It’s realistic, even rewarding, to work as a journalist, according to veteran Paula Moyer. Since 1992, she has supported herself and her family in a profession that has transitioned from print-centric reporting to cross-media publication. If you are looking for glamour and wealth, journalism is more about hard work and moderate pay. However, you can earn a living as a journalist and enjoy life-long rewards, learning as you write, building relationships and working independently.
Like many professions, journalism as an industry plummeted in 2007 with the economic collapse, according to the 2011 annual survey by Grady College of Journalism & Mass Communication. However, the industry is recovering and the survey reports a slight increase in average salary. The U.S. Bureau of Labor Statistics shows a broad range of salaries within the more general classification of “media and communications,” ranging from $27,000 for announcers to $63,000 for authors.
Journalism is a discipline that requires a bachelor’s degree. Schooling provides an opportunity to explore different media, make mistakes and learn at your own pace. While you can continue on to earn a master’s degree in journalism, the pay difference doesn’t justify the cost unless you enter into a different mass communications industry like science writing. In that case, you also need a science degree. However, a graduate degree provides valuable experience and networking.

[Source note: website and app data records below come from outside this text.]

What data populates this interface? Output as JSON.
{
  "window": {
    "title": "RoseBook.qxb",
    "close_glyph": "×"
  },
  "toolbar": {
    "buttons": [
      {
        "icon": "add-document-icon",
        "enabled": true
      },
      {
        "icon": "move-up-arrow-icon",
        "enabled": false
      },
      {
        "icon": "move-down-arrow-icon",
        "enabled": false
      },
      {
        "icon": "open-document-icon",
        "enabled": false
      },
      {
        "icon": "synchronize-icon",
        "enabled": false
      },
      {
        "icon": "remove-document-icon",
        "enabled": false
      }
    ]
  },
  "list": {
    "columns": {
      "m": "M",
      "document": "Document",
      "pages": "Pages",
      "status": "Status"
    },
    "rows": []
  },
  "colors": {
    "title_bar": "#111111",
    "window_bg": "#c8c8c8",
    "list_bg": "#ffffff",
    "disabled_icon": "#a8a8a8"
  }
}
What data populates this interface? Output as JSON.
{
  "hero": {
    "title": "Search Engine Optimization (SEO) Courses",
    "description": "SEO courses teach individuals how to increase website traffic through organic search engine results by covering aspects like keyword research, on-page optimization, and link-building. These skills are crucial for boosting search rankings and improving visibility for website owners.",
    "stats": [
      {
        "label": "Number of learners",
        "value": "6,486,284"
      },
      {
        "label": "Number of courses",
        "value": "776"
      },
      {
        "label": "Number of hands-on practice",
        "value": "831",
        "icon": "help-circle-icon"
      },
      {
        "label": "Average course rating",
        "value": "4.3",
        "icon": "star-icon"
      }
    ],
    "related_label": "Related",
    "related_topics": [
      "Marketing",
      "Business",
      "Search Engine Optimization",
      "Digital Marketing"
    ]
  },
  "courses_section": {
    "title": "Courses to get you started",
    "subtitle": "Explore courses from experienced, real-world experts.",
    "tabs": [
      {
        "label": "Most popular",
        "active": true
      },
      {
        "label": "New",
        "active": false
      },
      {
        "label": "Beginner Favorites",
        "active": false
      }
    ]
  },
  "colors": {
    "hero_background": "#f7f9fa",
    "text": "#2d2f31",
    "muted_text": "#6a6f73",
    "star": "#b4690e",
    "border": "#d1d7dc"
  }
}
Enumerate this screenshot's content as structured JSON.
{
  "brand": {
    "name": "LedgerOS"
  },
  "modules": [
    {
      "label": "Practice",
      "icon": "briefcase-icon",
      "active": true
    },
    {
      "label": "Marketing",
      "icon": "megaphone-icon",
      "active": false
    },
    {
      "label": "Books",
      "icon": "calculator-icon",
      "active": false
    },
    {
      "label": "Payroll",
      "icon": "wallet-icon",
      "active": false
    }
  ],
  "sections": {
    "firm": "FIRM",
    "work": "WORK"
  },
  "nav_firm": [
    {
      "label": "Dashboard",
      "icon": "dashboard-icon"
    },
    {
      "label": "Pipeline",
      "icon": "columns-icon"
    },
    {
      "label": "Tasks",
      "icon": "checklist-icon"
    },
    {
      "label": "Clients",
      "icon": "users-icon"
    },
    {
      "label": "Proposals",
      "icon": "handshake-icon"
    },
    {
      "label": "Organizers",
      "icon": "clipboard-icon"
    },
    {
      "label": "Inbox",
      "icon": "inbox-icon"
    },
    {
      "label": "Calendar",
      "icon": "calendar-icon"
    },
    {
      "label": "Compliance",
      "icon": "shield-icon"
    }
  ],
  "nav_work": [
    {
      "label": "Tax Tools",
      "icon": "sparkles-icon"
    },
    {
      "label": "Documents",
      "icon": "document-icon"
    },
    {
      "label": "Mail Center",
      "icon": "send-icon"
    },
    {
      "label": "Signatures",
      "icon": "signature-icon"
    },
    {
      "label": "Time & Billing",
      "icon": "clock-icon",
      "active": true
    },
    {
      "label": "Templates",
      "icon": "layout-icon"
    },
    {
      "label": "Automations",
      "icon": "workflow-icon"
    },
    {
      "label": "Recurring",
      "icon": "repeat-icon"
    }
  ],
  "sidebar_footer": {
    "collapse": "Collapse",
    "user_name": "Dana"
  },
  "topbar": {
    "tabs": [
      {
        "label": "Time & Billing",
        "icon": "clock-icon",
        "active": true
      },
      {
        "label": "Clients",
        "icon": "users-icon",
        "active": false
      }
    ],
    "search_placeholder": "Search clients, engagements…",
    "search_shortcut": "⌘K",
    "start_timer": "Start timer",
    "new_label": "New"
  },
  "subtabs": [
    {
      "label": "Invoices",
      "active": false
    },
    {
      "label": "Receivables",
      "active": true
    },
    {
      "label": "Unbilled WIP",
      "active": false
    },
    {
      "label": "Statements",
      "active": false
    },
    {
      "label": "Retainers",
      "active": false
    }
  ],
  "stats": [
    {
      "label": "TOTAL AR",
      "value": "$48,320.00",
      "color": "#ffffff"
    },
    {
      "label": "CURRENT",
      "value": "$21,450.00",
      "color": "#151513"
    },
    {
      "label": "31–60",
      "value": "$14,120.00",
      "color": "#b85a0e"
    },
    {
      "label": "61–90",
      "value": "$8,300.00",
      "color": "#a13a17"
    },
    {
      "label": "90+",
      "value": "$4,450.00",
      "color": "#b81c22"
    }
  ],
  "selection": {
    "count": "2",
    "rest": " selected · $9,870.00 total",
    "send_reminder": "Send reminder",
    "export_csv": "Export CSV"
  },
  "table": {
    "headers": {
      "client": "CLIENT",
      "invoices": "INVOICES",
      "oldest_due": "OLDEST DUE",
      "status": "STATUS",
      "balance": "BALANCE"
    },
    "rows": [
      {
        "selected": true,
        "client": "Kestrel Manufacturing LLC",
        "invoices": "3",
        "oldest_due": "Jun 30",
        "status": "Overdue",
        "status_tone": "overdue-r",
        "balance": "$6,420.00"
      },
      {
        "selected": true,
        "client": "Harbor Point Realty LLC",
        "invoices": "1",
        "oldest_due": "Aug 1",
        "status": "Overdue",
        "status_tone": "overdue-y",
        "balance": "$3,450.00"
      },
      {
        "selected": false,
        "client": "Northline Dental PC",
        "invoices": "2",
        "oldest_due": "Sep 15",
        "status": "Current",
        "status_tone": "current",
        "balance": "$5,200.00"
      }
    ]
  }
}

Experience means to practice the skills you learned in class. If you want a job or career as a journalist you need to gain experience. You can start in school, reporting or editing the school newspaper, or you can pick up an internship. Web blogging, writing and editing can also build experience, although you should look for opportunities in the journalism media you want to pursue, such as broadcast or newspaper.
Journalism requires strong communications skills, which is also the foundation of building relationships. You have to be professional when sourcing leads, especially over the phone and in person. One of your most important relationships is with your editor, who helps you clarify the story and verify the facts. Also, you need to understand who your readers are and write for them. Because of Web-driven technologies, journalists have an interactive audience accessible through “tweets” and “likes.”
It is realistic to freelance as a journalist. If you choose this path of working independently, you will need to build a client base. Find reputable publications, and seek submissions that pay. Also, it is important to network with other freelancers because it can be isolating work. Hone your skills, read good writing and think of freelancing as building a business portfolio. It can help you with the next step in your career.
- Paula Moyer; Journalist; Minneapolis, MN
Charli Mills has covered the natural food industry since 2001 as a marketing communications manager for a highly successful retail cooperative. She built teams, brands and strategies. She is a writer and editor of "This is Living Naturally," a consultant for Carrot Ranch Communications and a Master Cooperative Communicator.